### EXERCISE INSTRUCTIONS
The expected output is each entry, given again exactly.

### PROVIDED DATA
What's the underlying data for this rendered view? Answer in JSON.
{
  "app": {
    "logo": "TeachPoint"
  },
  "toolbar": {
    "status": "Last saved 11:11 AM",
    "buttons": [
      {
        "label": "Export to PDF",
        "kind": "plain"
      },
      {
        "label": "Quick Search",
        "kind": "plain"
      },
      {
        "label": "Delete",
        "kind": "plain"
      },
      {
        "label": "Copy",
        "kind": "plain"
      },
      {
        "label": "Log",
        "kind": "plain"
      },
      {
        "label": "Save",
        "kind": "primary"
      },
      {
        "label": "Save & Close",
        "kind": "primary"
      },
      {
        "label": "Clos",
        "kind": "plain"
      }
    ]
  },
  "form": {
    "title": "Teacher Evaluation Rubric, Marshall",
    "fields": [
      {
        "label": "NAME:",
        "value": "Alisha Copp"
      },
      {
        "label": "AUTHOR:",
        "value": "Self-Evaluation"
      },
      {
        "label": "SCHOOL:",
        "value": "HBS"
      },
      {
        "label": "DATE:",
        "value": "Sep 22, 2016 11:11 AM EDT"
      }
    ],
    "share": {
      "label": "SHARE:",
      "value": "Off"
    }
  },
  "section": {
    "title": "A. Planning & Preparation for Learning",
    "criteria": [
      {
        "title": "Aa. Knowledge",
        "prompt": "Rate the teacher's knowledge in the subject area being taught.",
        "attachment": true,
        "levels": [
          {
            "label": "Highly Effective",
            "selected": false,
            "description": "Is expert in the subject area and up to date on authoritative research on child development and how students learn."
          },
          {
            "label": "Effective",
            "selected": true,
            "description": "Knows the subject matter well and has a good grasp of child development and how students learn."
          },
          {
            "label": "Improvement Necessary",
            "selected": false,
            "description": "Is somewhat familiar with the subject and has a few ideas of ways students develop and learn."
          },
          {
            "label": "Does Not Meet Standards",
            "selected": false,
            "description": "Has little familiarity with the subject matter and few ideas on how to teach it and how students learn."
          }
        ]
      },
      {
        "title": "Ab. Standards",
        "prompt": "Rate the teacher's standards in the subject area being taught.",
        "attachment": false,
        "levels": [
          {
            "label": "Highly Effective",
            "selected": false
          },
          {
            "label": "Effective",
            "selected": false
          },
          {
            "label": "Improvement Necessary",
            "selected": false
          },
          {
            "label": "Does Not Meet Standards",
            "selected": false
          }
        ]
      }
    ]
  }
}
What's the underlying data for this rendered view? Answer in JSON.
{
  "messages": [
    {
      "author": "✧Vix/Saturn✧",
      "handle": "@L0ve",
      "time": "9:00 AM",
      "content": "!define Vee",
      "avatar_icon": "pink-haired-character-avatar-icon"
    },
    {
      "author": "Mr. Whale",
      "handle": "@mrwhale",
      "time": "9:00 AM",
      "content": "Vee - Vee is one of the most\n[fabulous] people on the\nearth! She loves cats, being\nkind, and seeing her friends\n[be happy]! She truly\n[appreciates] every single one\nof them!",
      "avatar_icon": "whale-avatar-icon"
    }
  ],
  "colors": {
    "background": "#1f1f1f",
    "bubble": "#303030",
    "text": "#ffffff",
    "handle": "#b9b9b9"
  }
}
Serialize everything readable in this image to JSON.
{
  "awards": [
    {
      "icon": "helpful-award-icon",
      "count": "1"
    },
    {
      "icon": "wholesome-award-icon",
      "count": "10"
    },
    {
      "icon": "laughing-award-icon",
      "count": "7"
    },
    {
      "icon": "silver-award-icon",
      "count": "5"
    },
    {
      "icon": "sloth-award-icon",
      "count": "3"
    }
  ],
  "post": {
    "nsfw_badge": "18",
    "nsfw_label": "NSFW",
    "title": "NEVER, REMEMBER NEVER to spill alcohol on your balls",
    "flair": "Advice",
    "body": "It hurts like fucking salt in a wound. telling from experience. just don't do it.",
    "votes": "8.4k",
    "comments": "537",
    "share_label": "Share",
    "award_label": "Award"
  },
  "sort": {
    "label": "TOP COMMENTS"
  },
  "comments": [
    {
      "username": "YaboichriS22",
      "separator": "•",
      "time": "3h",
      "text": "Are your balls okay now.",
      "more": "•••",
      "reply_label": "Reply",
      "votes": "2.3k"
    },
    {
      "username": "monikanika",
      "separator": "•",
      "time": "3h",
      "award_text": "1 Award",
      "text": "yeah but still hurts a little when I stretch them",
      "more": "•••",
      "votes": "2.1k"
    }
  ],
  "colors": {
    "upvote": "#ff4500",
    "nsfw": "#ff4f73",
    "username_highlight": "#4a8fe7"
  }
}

### WRITTEN SOLUTION
What's the underlying data for this rendered view? Answer in JSON.
{
  "app": {
    "logo": "TeachPoint"
  },
  "toolbar": {
    "status": "Last saved 11:11 AM",
    "buttons": [
      {
        "label": "Export to PDF",
        "kind": "plain"
      },
      {
        "label": "Quick Search",
        "kind": "plain"
      },
      {
        "label": "Delete",
        "kind": "plain"
      },
      {
        "label": "Copy",
        "kind": "plain"
      },
      {
        "label": "Log",
        "kind": "plain"
      },
      {
        "label": "Save",
        "kind": "primary"
      },
      {
        "label": "Save & Close",
        "kind": "primary"
      },
      {
        "label": "Clos",
        "kind": "plain"
      }
    ]
  },
  "form": {
    "title": "Teacher Evaluation Rubric, Marshall",
    "fields": [
      {
        "label": "NAME:",
        "value": "Alisha Copp"
      },
      {
        "label": "AUTHOR:",
        "value": "Self-Evaluation"
      },
      {
        "label": "SCHOOL:",
        "value": "HBS"
      },
      {
        "label": "DATE:",
        "value": "Sep 22, 2016 11:11 AM EDT"
      }
    ],
    "share": {
      "label": "SHARE:",
      "value": "Off"
    }
  },
  "section": {
    "title": "A. Planning & Preparation for Learning",
    "criteria": [
      {
        "title": "Aa. Knowledge",
        "prompt": "Rate the teacher's knowledge in the subject area being taught.",
        "attachment": true,
        "levels": [
          {
            "label": "Highly Effective",
            "selected": false,
            "description": "Is expert in the subject area and up to date on authoritative research on child development and how students learn."
          },
          {
            "label": "Effective",
            "selected": true,
            "description": "Knows the subject matter well and has a good grasp of child development and how students learn."
          },
          {
            "label": "Improvement Necessary",
            "selected": false,
            "description": "Is somewhat familiar with the subject and has a few ideas of ways students develop and learn."
          },
          {
            "label": "Does Not Meet Standards",
            "selected": false,
            "description": "Has little familiarity with the subject matter and few ideas on how to teach it and how students learn."
          }
        ]
      },
      {
        "title": "Ab. Standards",
        "prompt": "Rate the teacher's standards in the subject area being taught.",
        "attachment": false,
        "levels": [
          {
            "label": "Highly Effective",
            "selected": false
          },
          {
            "label": "Effective",
            "selected": false
          },
          {
            "label": "Improvement Necessary",
            "selected": false
          },
          {
            "label": "Does Not Meet Standards",
            "selected": false
          }
        ]
      }
    ]
  }
}
What's the underlying data for this rendered view? Answer in JSON.
{
  "messages": [
    {
      "author": "✧Vix/Saturn✧",
      "handle": "@L0ve",
      "time": "9:00 AM",
      "content": "!define Vee",
      "avatar_icon": "pink-haired-character-avatar-icon"
    },
    {
      "author": "Mr. Whale",
      "handle": "@mrwhale",
      "time": "9:00 AM",
      "content": "Vee - Vee is one of the most\n[fabulous] people on the\nearth! She loves cats, being\nkind, and seeing her friends\n[be happy]! She truly\n[appreciates] every single one\nof them!",
      "avatar_icon": "whale-avatar-icon"
    }
  ],
  "colors": {
    "background": "#1f1f1f",
    "bubble": "#303030",
    "text": "#ffffff",
    "handle": "#b9b9b9"
  }
}
Serialize everything readable in this image to JSON.
{
  "awards": [
    {
      "icon": "helpful-award-icon",
      "count": "1"
    },
    {
      "icon": "wholesome-award-icon",
      "count": "10"
    },
    {
      "icon": "laughing-award-icon",
      "count": "7"
    },
    {
      "icon": "silver-award-icon",
      "count": "5"
    },
    {
      "icon": "sloth-award-icon",
      "count": "3"
    }
  ],
  "post": {
    "nsfw_badge": "18",
    "nsfw_label": "NSFW",
    "title": "NEVER, REMEMBER NEVER to spill alcohol on your balls",
    "flair": "Advice",
    "body": "It hurts like fucking salt in a wound. telling from experience. just don't do it.",
    "votes": "8.4k",
    "comments": "537",
    "share_label": "Share",
    "award_label": "Award"
  },
  "sort": {
    "label": "TOP COMMENTS"
  },
  "comments": [
    {
      "username": "YaboichriS22",
      "separator": "•",
      "time": "3h",
      "text": "Are your balls okay now.",
      "more": "•••",
      "reply_label": "Reply",
      "votes": "2.3k"
    },
    {
      "username": "monikanika",
      "separator": "•",
      "time": "3h",
      "award_text": "1 Award",
      "text": "yeah but still hurts a little when I stretch them",
      "more": "•••",
      "votes": "2.1k"
    }
  ],
  "colors": {
    "upvote": "#ff4500",
    "nsfw": "#ff4f73",
    "username_highlight": "#4a8fe7"
  }
}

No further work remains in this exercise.